===== Excerpted data =====

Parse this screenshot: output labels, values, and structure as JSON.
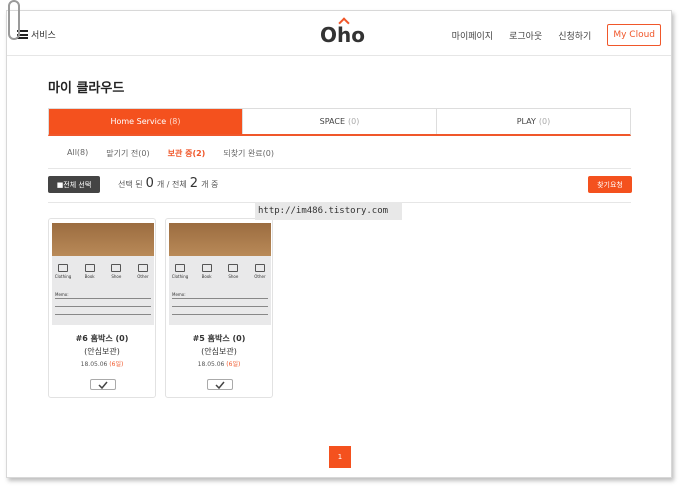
{
  "header": {
    "menu_label": "서비스",
    "logo": "Oho",
    "nav": [
      "마이페이지",
      "로그아웃",
      "신청하기"
    ],
    "cloud_button": "My Cloud"
  },
  "page": {
    "title": "마이 클라우드"
  },
  "tabs": [
    {
      "label": "Home Service",
      "count": "(8)"
    },
    {
      "label": "SPACE",
      "count": "(0)"
    },
    {
      "label": "PLAY",
      "count": "(0)"
    }
  ],
  "subtabs": [
    "All(8)",
    "맡기기 전(0)",
    "보관 중(2)",
    "되찾기 완료(0)"
  ],
  "toolbar": {
    "select_all": "■전체 선택",
    "selected_prefix": "선택 된",
    "selected_count": "0",
    "mid_text": "개 / 전체",
    "total_count": "2",
    "suffix": "개 중",
    "find_button": "찾기요청"
  },
  "overlay_url": "http://im486.tistory.com",
  "photo_labels": {
    "clothing": "Clothing",
    "book": "Book",
    "shoe": "Shoe",
    "other": "Other",
    "memo": "Memo:"
  },
  "cards": [
    {
      "title": "#6 홈박스 (0)",
      "sub": "(안심보관)",
      "date": "18.05.06",
      "days": "(6일)"
    },
    {
      "title": "#5 홈박스 (0)",
      "sub": "(안심보관)",
      "date": "18.05.06",
      "days": "(6일)"
    }
  ],
  "pagination": {
    "current": "1"
  },
  "colors": {
    "accent": "#f4511e",
    "dark_button": "#444444"
  }
}
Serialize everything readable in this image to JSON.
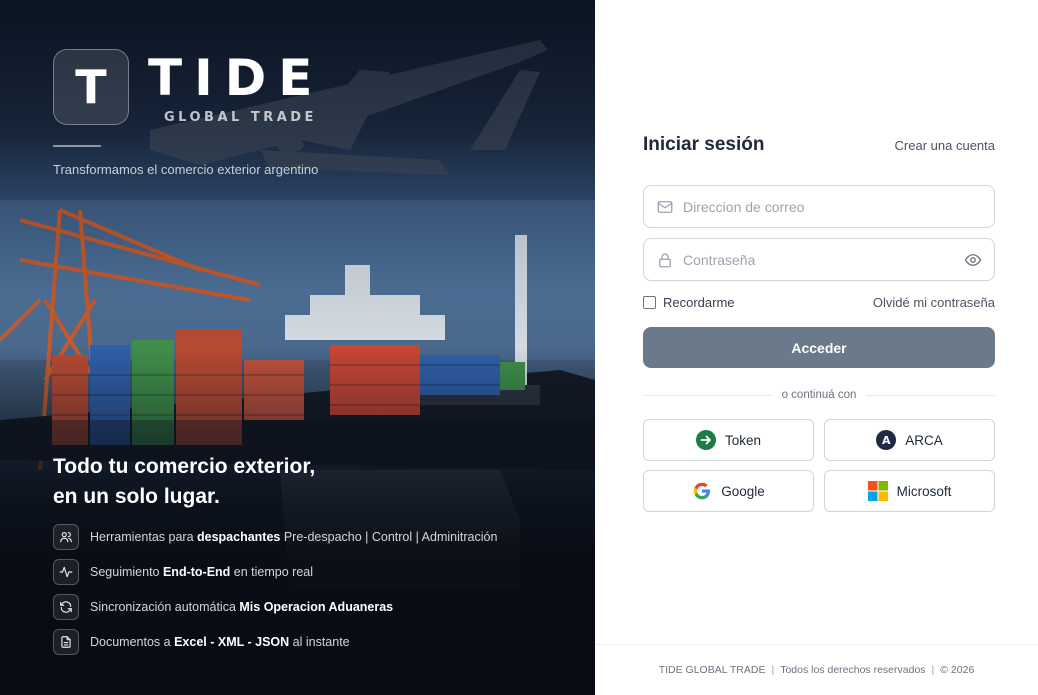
{
  "brand": {
    "logo_letter": "T",
    "name": "TIDE",
    "subtitle": "GLOBAL TRADE",
    "tagline": "Transformamos el comercio exterior argentino"
  },
  "hero": {
    "headline_line1": "Todo tu comercio exterior,",
    "headline_line2": "en un solo lugar.",
    "features": [
      {
        "icon": "users-icon",
        "pre": "Herramientas para ",
        "bold": "despachantes",
        "post": " Pre-despacho | Control | Adminitración"
      },
      {
        "icon": "activity-icon",
        "pre": "Seguimiento ",
        "bold": "End-to-End",
        "post": " en tiempo real"
      },
      {
        "icon": "refresh-icon",
        "pre": "Sincronización automática ",
        "bold": "Mis Operacion Aduaneras",
        "post": ""
      },
      {
        "icon": "document-icon",
        "pre": "Documentos a ",
        "bold": "Excel - XML - JSON",
        "post": " al instante"
      }
    ]
  },
  "login": {
    "title": "Iniciar sesión",
    "create_account": "Crear una cuenta",
    "email_placeholder": "Direccion de correo",
    "password_placeholder": "Contraseña",
    "remember_label": "Recordarme",
    "forgot_label": "Olvidé mi contraseña",
    "submit_label": "Acceder",
    "divider_label": "o continuá con",
    "providers": {
      "token": "Token",
      "arca": "ARCA",
      "arca_letter": "A",
      "google": "Google",
      "microsoft": "Microsoft"
    }
  },
  "footer": {
    "company": "TIDE GLOBAL TRADE",
    "rights": "Todos los derechos reservados",
    "copyright": "© 2026"
  },
  "colors": {
    "submit_bg": "#6b7a8a",
    "token_green": "#1e7a46",
    "arca_navy": "#1f2a44",
    "hero_dark": "#0e141f"
  }
}
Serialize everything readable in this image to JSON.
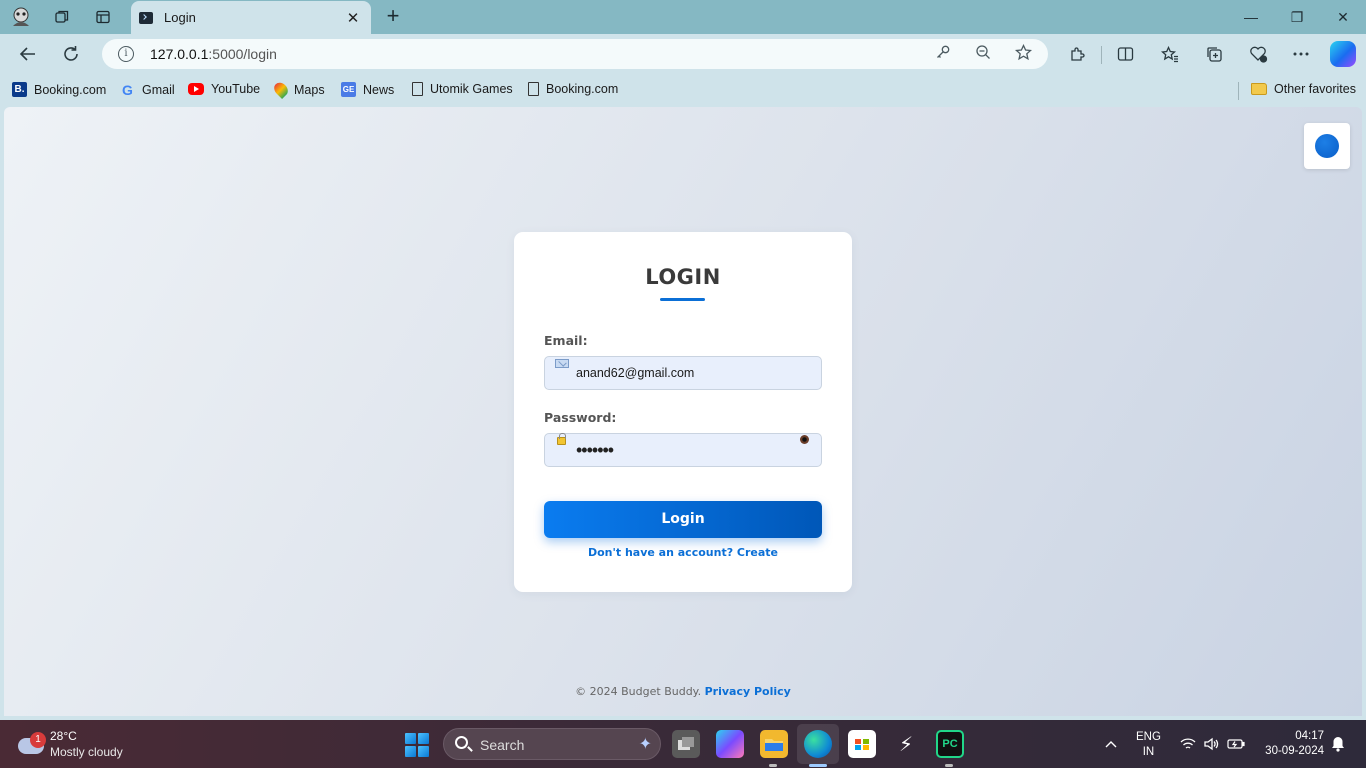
{
  "browser": {
    "tab_title": "Login",
    "tab_close": "✕",
    "new_tab": "+",
    "window_controls": {
      "minimize": "—",
      "restore": "❐",
      "close": "✕"
    },
    "url_host": "127.0.0.1",
    "url_path": ":5000/login",
    "favorites": [
      {
        "label": "Booking.com",
        "icon": "booking-icon"
      },
      {
        "label": "Gmail",
        "icon": "google-icon"
      },
      {
        "label": "YouTube",
        "icon": "youtube-icon"
      },
      {
        "label": "Maps",
        "icon": "maps-icon"
      },
      {
        "label": "News",
        "icon": "news-icon"
      },
      {
        "label": "Utomik Games",
        "icon": "page-icon"
      },
      {
        "label": "Booking.com",
        "icon": "page-icon"
      }
    ],
    "other_favorites": "Other favorites"
  },
  "page": {
    "heading": "LOGIN",
    "email_label": "Email:",
    "email_value": "anand62@gmail.com",
    "password_label": "Password:",
    "password_value": "•••••••",
    "login_button": "Login",
    "signup_link": "Don't have an account? Create",
    "footer_text": "© 2024 Budget Buddy.",
    "footer_link": "Privacy Policy",
    "accent_color": "#0b6fd6"
  },
  "taskbar": {
    "weather_badge": "1",
    "temperature": "28°C",
    "weather_desc": "Mostly cloudy",
    "search_label": "Search",
    "lang_1": "ENG",
    "lang_2": "IN",
    "time": "04:17",
    "date": "30-09-2024"
  }
}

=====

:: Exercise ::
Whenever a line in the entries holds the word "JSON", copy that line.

:: Reply to the exercise ::
Parse this screenshot: output labels, values, and structure as JSON.
Serialize everything readable in this image to JSON.
        "bold": "Excel - XML - JSON",
Serialize everything readable in this image to JSON.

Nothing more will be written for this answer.